So, for instance, consider this JavaScript program, written in a non-store-passing-style:

var lastWasA = false

// a treebin represents a binary tree of strings.

// a treebin is either
// - a string, or
// - {l : <treebin>, r: <treebin>}

// does an in-order traversal of this tree's
// leaves contain an 'a' followed by a 'b'?
function aThenB(treebin) {
  if (typeof(treebin) === "string") {
    if (treebin === "a") {
      lastWasA = true;
      return false;
    } else if (treebin === "b") {
      if (lastWasA) {
        return true;
      }
    } else {
      return false;
    }
  } else { // not a string, must be an internal node:
    return ((aThenB(treebin.l))||(aThenB(treebin.r)));
  }
}

This contains a reference to a global variable. In store-passing style, the value of the global variable (or variables) is passed along to each call, and also returned from each call and threaded through the next call. The code might look like this:

function aThenB(treebin, lastWasA) {
  if (typeof(treebin) === "string") {
    if (treebin === "a") {
      return {result: false, lastWasA: true};
    } else if (treebin === "b") {
      if (lastWasA) {
        return {result: true, lastWasA: false};
      }
    } else {
      return {result: false, lastWasA: false};
    }
  } else { // not a string, must be an internal node:
    var leftCall = aThenB(treebin.l, lastWasA);
    if (leftCall.result) {
      return {result: true, lastWasA: false}
    } else {
      return aThenB(treebin.r, leftCall.lastWasA);
    }
  }
}

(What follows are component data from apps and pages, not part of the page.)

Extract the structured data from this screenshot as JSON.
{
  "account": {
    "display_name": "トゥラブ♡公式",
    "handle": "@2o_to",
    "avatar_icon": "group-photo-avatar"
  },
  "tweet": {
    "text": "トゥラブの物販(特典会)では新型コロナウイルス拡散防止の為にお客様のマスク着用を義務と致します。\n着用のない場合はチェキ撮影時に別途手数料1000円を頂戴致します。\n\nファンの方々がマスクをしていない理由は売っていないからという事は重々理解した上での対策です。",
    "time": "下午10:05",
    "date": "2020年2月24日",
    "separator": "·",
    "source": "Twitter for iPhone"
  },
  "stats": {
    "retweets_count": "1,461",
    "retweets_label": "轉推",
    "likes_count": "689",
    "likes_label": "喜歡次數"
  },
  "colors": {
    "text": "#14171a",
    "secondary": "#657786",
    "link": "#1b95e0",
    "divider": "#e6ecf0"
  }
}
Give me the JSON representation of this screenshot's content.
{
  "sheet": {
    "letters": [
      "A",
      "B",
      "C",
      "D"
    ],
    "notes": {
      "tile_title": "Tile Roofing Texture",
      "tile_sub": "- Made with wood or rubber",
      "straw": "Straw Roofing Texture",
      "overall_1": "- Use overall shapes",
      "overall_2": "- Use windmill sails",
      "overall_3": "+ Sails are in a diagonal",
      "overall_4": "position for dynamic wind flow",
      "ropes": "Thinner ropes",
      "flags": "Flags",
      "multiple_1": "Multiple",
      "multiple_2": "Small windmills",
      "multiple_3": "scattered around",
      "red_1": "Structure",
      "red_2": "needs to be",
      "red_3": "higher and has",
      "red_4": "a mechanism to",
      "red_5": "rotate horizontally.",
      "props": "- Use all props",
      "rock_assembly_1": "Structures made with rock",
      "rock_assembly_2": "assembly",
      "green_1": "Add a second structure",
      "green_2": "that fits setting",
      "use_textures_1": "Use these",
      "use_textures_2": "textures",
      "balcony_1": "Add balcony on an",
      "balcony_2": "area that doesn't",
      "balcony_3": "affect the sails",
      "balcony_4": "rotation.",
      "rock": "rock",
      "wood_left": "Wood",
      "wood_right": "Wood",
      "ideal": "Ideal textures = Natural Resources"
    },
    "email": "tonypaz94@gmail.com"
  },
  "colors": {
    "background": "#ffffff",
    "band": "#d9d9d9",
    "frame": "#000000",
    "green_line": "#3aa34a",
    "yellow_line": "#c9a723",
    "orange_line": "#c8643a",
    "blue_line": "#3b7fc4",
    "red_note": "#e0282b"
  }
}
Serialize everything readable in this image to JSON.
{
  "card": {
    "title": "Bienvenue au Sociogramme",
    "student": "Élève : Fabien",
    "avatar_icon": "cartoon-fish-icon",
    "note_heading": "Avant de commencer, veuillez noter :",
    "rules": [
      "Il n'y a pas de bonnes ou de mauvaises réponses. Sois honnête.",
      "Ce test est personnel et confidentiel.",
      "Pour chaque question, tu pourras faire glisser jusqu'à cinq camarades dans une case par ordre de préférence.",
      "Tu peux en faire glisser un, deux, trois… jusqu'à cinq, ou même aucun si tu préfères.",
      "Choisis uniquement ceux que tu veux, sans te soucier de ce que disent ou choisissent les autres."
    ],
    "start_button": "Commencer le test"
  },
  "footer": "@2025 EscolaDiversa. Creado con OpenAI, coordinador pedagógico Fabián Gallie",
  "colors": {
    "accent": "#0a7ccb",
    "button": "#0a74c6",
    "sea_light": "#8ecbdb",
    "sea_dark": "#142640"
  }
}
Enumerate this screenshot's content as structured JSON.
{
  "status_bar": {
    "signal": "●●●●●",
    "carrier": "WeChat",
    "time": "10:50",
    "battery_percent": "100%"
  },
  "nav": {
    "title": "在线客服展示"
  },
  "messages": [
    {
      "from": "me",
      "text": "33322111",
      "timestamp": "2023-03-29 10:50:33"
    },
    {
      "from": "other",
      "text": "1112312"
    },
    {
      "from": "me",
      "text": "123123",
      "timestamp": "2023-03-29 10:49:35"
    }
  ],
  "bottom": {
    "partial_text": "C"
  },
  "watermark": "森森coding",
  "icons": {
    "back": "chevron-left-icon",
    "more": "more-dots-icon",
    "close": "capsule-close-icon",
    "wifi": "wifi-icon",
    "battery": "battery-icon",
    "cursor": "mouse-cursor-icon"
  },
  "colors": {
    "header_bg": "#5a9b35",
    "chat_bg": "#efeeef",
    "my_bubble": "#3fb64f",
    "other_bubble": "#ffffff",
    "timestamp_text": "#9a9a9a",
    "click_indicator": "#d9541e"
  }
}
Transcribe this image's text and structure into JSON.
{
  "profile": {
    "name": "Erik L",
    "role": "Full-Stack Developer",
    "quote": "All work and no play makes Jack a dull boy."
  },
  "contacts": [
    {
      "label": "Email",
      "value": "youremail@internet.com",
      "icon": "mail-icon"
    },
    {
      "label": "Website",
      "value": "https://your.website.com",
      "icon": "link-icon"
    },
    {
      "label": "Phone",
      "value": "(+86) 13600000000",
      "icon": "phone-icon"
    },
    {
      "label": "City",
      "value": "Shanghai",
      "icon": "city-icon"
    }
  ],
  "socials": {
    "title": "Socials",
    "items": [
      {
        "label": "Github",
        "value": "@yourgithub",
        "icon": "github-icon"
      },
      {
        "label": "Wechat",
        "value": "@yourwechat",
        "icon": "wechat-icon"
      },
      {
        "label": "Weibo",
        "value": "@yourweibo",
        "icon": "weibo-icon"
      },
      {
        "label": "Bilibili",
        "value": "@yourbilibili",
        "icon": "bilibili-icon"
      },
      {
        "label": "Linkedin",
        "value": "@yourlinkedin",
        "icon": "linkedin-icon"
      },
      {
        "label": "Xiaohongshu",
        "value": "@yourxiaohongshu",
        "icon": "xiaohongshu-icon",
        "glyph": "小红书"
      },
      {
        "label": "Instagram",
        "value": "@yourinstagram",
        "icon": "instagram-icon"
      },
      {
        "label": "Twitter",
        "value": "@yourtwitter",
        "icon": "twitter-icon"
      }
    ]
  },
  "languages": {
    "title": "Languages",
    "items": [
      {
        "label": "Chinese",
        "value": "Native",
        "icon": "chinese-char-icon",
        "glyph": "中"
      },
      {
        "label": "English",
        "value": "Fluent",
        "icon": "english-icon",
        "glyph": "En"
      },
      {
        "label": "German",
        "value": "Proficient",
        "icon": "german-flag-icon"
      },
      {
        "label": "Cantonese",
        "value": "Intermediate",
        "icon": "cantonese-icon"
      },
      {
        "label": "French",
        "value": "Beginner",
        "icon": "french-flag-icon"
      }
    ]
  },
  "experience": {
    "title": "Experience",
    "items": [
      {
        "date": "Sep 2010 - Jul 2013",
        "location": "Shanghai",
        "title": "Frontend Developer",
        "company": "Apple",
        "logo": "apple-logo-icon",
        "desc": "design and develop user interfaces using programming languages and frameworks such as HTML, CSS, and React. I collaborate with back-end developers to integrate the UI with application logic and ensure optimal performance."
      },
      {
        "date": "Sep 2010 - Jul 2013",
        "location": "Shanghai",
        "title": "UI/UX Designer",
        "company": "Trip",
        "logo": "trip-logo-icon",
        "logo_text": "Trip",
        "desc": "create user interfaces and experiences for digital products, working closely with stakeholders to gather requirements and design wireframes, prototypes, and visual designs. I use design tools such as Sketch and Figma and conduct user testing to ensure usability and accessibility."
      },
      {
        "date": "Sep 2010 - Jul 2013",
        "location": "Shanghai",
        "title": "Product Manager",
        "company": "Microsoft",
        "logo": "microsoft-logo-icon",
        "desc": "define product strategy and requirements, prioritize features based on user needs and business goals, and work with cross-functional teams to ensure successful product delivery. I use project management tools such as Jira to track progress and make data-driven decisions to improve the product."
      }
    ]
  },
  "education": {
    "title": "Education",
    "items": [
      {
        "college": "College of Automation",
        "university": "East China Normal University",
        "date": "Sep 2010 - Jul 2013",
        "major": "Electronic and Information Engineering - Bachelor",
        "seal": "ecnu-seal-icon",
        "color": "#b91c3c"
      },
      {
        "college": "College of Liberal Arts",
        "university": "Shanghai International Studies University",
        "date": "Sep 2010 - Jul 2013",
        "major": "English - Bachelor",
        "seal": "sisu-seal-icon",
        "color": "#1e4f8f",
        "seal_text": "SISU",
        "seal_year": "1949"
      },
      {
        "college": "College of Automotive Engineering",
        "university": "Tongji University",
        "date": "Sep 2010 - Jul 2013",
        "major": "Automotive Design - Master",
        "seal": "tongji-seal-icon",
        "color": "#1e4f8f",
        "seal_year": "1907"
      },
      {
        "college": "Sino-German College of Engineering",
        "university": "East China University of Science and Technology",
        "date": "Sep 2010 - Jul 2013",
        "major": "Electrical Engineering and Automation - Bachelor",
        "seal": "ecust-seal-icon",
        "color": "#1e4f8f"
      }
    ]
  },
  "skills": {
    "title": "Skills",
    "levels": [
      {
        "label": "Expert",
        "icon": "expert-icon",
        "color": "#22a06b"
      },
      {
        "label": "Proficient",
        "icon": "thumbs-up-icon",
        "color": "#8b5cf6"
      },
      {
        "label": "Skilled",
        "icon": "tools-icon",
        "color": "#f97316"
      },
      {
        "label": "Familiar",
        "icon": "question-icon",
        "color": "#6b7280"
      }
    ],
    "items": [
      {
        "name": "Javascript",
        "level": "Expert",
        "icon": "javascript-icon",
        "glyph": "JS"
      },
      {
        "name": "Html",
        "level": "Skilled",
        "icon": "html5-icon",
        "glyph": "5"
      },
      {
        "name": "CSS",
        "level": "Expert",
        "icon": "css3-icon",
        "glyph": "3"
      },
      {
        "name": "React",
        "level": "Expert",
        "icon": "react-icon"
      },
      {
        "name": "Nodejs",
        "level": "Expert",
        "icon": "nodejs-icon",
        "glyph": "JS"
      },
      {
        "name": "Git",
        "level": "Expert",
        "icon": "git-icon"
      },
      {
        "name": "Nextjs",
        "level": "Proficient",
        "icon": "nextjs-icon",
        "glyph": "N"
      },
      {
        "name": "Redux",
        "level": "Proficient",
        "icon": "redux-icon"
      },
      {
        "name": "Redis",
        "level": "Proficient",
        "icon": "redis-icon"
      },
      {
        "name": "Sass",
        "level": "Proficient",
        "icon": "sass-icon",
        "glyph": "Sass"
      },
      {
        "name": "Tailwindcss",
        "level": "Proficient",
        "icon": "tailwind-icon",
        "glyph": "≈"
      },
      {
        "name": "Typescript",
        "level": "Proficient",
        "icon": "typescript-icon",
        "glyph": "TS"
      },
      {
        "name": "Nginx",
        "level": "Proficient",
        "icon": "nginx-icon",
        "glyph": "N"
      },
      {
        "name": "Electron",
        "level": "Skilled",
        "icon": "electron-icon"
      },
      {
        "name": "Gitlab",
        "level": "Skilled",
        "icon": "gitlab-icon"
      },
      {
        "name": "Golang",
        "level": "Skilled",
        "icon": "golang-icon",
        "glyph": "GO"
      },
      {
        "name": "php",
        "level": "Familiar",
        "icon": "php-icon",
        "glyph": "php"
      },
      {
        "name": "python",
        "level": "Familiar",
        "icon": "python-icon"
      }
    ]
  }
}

Note that each call takes an extra argument, and two values are now returned; the ordinary return value, and a new value representing the state of the formerly mutable variable.

Store-passing style can be quite painful to write, but can help to eliminate race conditions by isolating state within function calls, and can potentially make code more parallelizable.

References[edit]

  1. ^ Friedman, Daniel; Wand, Mitchell (April 2008). Essentials of Programming Languages (4th ed.). Boston, MA: MIT Press. ISBN 978-0262062794. 
  2. ^ Krishnamurthi, Shriram (November 2012). Programming Languages, Application and Interpretation (Second ed.). self-published. Retrieved 10 February 2016.